Here is a thought. Traditional newspapers are failing, and magazines are having their own “issues” to say the least. Trying to be relevant media in today’s world can be a tough ride. One online blog service called The Printed Blog is even attempting to provide targeted content based on location and user choices, via geo-targeting and content voting on their website. The idea is that the company custom prints papers for up to 100 unique locations throughout the Chicago area. The content published material will feature international, national, and local news, as well as blog content that is voted on by the web user base. The thought is that the content will be extremely relevant to its readers since each edition is uniquely created by users/readers for a specific area of town. I think that this idea is interesting and may extend the life of traditional newsprint. It’s cool, but not game changing.

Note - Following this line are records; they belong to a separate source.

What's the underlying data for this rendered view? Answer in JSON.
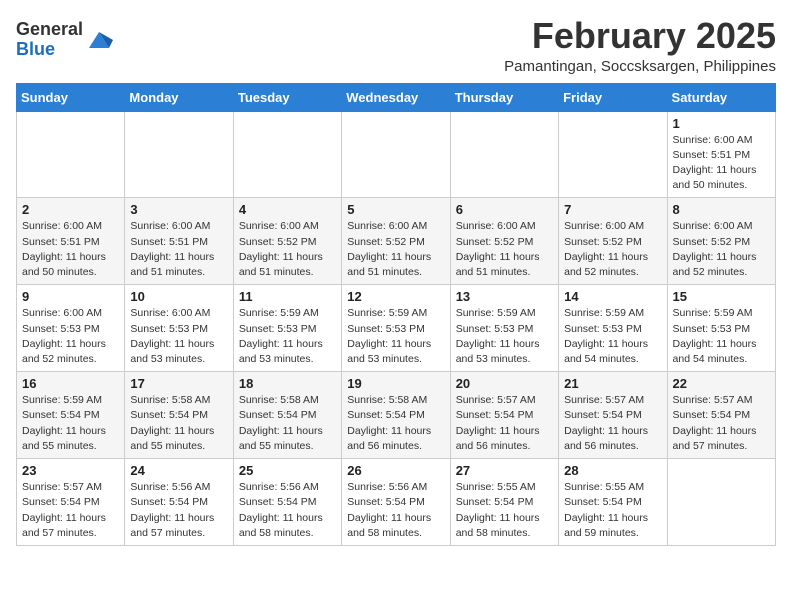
{
  "header": {
    "logo_general": "General",
    "logo_blue": "Blue",
    "month_year": "February 2025",
    "location": "Pamantingan, Soccsksargen, Philippines"
  },
  "days_of_week": [
    "Sunday",
    "Monday",
    "Tuesday",
    "Wednesday",
    "Thursday",
    "Friday",
    "Saturday"
  ],
  "weeks": [
    [
      {
        "day": "",
        "info": ""
      },
      {
        "day": "",
        "info": ""
      },
      {
        "day": "",
        "info": ""
      },
      {
        "day": "",
        "info": ""
      },
      {
        "day": "",
        "info": ""
      },
      {
        "day": "",
        "info": ""
      },
      {
        "day": "1",
        "info": "Sunrise: 6:00 AM\nSunset: 5:51 PM\nDaylight: 11 hours and 50 minutes."
      }
    ],
    [
      {
        "day": "2",
        "info": "Sunrise: 6:00 AM\nSunset: 5:51 PM\nDaylight: 11 hours and 50 minutes."
      },
      {
        "day": "3",
        "info": "Sunrise: 6:00 AM\nSunset: 5:51 PM\nDaylight: 11 hours and 51 minutes."
      },
      {
        "day": "4",
        "info": "Sunrise: 6:00 AM\nSunset: 5:52 PM\nDaylight: 11 hours and 51 minutes."
      },
      {
        "day": "5",
        "info": "Sunrise: 6:00 AM\nSunset: 5:52 PM\nDaylight: 11 hours and 51 minutes."
      },
      {
        "day": "6",
        "info": "Sunrise: 6:00 AM\nSunset: 5:52 PM\nDaylight: 11 hours and 51 minutes."
      },
      {
        "day": "7",
        "info": "Sunrise: 6:00 AM\nSunset: 5:52 PM\nDaylight: 11 hours and 52 minutes."
      },
      {
        "day": "8",
        "info": "Sunrise: 6:00 AM\nSunset: 5:52 PM\nDaylight: 11 hours and 52 minutes."
      }
    ],
    [
      {
        "day": "9",
        "info": "Sunrise: 6:00 AM\nSunset: 5:53 PM\nDaylight: 11 hours and 52 minutes."
      },
      {
        "day": "10",
        "info": "Sunrise: 6:00 AM\nSunset: 5:53 PM\nDaylight: 11 hours and 53 minutes."
      },
      {
        "day": "11",
        "info": "Sunrise: 5:59 AM\nSunset: 5:53 PM\nDaylight: 11 hours and 53 minutes."
      },
      {
        "day": "12",
        "info": "Sunrise: 5:59 AM\nSunset: 5:53 PM\nDaylight: 11 hours and 53 minutes."
      },
      {
        "day": "13",
        "info": "Sunrise: 5:59 AM\nSunset: 5:53 PM\nDaylight: 11 hours and 53 minutes."
      },
      {
        "day": "14",
        "info": "Sunrise: 5:59 AM\nSunset: 5:53 PM\nDaylight: 11 hours and 54 minutes."
      },
      {
        "day": "15",
        "info": "Sunrise: 5:59 AM\nSunset: 5:53 PM\nDaylight: 11 hours and 54 minutes."
      }
    ],
    [
      {
        "day": "16",
        "info": "Sunrise: 5:59 AM\nSunset: 5:54 PM\nDaylight: 11 hours and 55 minutes."
      },
      {
        "day": "17",
        "info": "Sunrise: 5:58 AM\nSunset: 5:54 PM\nDaylight: 11 hours and 55 minutes."
      },
      {
        "day": "18",
        "info": "Sunrise: 5:58 AM\nSunset: 5:54 PM\nDaylight: 11 hours and 55 minutes."
      },
      {
        "day": "19",
        "info": "Sunrise: 5:58 AM\nSunset: 5:54 PM\nDaylight: 11 hours and 56 minutes."
      },
      {
        "day": "20",
        "info": "Sunrise: 5:57 AM\nSunset: 5:54 PM\nDaylight: 11 hours and 56 minutes."
      },
      {
        "day": "21",
        "info": "Sunrise: 5:57 AM\nSunset: 5:54 PM\nDaylight: 11 hours and 56 minutes."
      },
      {
        "day": "22",
        "info": "Sunrise: 5:57 AM\nSunset: 5:54 PM\nDaylight: 11 hours and 57 minutes."
      }
    ],
    [
      {
        "day": "23",
        "info": "Sunrise: 5:57 AM\nSunset: 5:54 PM\nDaylight: 11 hours and 57 minutes."
      },
      {
        "day": "24",
        "info": "Sunrise: 5:56 AM\nSunset: 5:54 PM\nDaylight: 11 hours and 57 minutes."
      },
      {
        "day": "25",
        "info": "Sunrise: 5:56 AM\nSunset: 5:54 PM\nDaylight: 11 hours and 58 minutes."
      },
      {
        "day": "26",
        "info": "Sunrise: 5:56 AM\nSunset: 5:54 PM\nDaylight: 11 hours and 58 minutes."
      },
      {
        "day": "27",
        "info": "Sunrise: 5:55 AM\nSunset: 5:54 PM\nDaylight: 11 hours and 58 minutes."
      },
      {
        "day": "28",
        "info": "Sunrise: 5:55 AM\nSunset: 5:54 PM\nDaylight: 11 hours and 59 minutes."
      },
      {
        "day": "",
        "info": ""
      }
    ]
  ]
}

What if I told you that an even better system for creating custom content already existed and is being used by millions of people already? A system that has several thousand editors dedicated to providing you with a completely a unique reading experience for each and every user. This system provides highly relevant content either on demand or in a steady stream that you just skim through at any time. This system runs 24 hours a day and pays the editors nothing for their hard work.
Let me break it down:
- I create a Twitter account.
- Then I start to search for, and follow people with similar interests either personally or professionally. or if you are like me, both.
- Download an application like TweetDeck that allows you to group the people you are following into categories. Not unlike sections of an newspaper; News, Sports and Entertainment, Technology etc.
- In each of these sections I follow people that are either experts in their field or have a passion for athe topic of interest. Either way the posts will be relevant.
- Now what do all of these people that you are following Twitter do all day? Well they post stuff. They post links to articles in newspapers and blogs, videos, music [http://blip.fm/all] and much, much more.
- Breaking stories are now hitting Twitter first and I no longer have to wait for the old world media publishing systems latency to get the stories quickly.
- The topics that are trending and are important globally can be easily viewed right in the TweetDeck application trending cloud tag.
- Now because I have selected people based on similar interests and passions, the content that is posted is for the most part very relevant pertinent to me. The Twitter base becomes my very own editorial staff picking only the best of the best and then posting it to your Twitterstream.
- Now add the NYTimes, CBC, Fox News, NPR and CNN into your Twittersteam and you have it all the topics and news covered.
It really is that easy and I must confess that Twitter is fast becoming my main source of all things to read, watch and listen to online. The other great thing about personalized content on Twitter is that if you throw out a question at your followers [editors] about a topic, you will always receive links and information that has been qualified by the user posting it. Let’s say I am looking for an article on viral marketing best practices. Twitter works like a personal research assistant and within five minutes, give or take, there will be four or five messages for me with recommended articles to read. Now if I Google it I have to qualify each result myself. In Twitter, the users that post answers to my questions share the same interests and may already have looked for a similar article. There are users (friends) who already know me and what I am all about, and therefore the four posts are usually much more relevant to my query.
Now, I am not claiming that newspapers and magazines will vanish in the next couple of years but rather how you find relevant content that interests you might shift. You will always need to have the source articles for the Twitteratti to refer to in the tweets. In fact upon further review this might also affect how some folks use Google. Some may use Google for broad and generic searches and use Twitter for highly qualified and refined ones. What are your thoughts on the idea?
I will ask that anyone that chooses to say that Twitter does not work like this will need to qualify the comment by proving that they have at least 100 followers and are following the same on Twitter. If you can’t then the comment is purely speculation and not from first hand experience. I ask this because that is the threshold of usage where this phenomenon takes effect.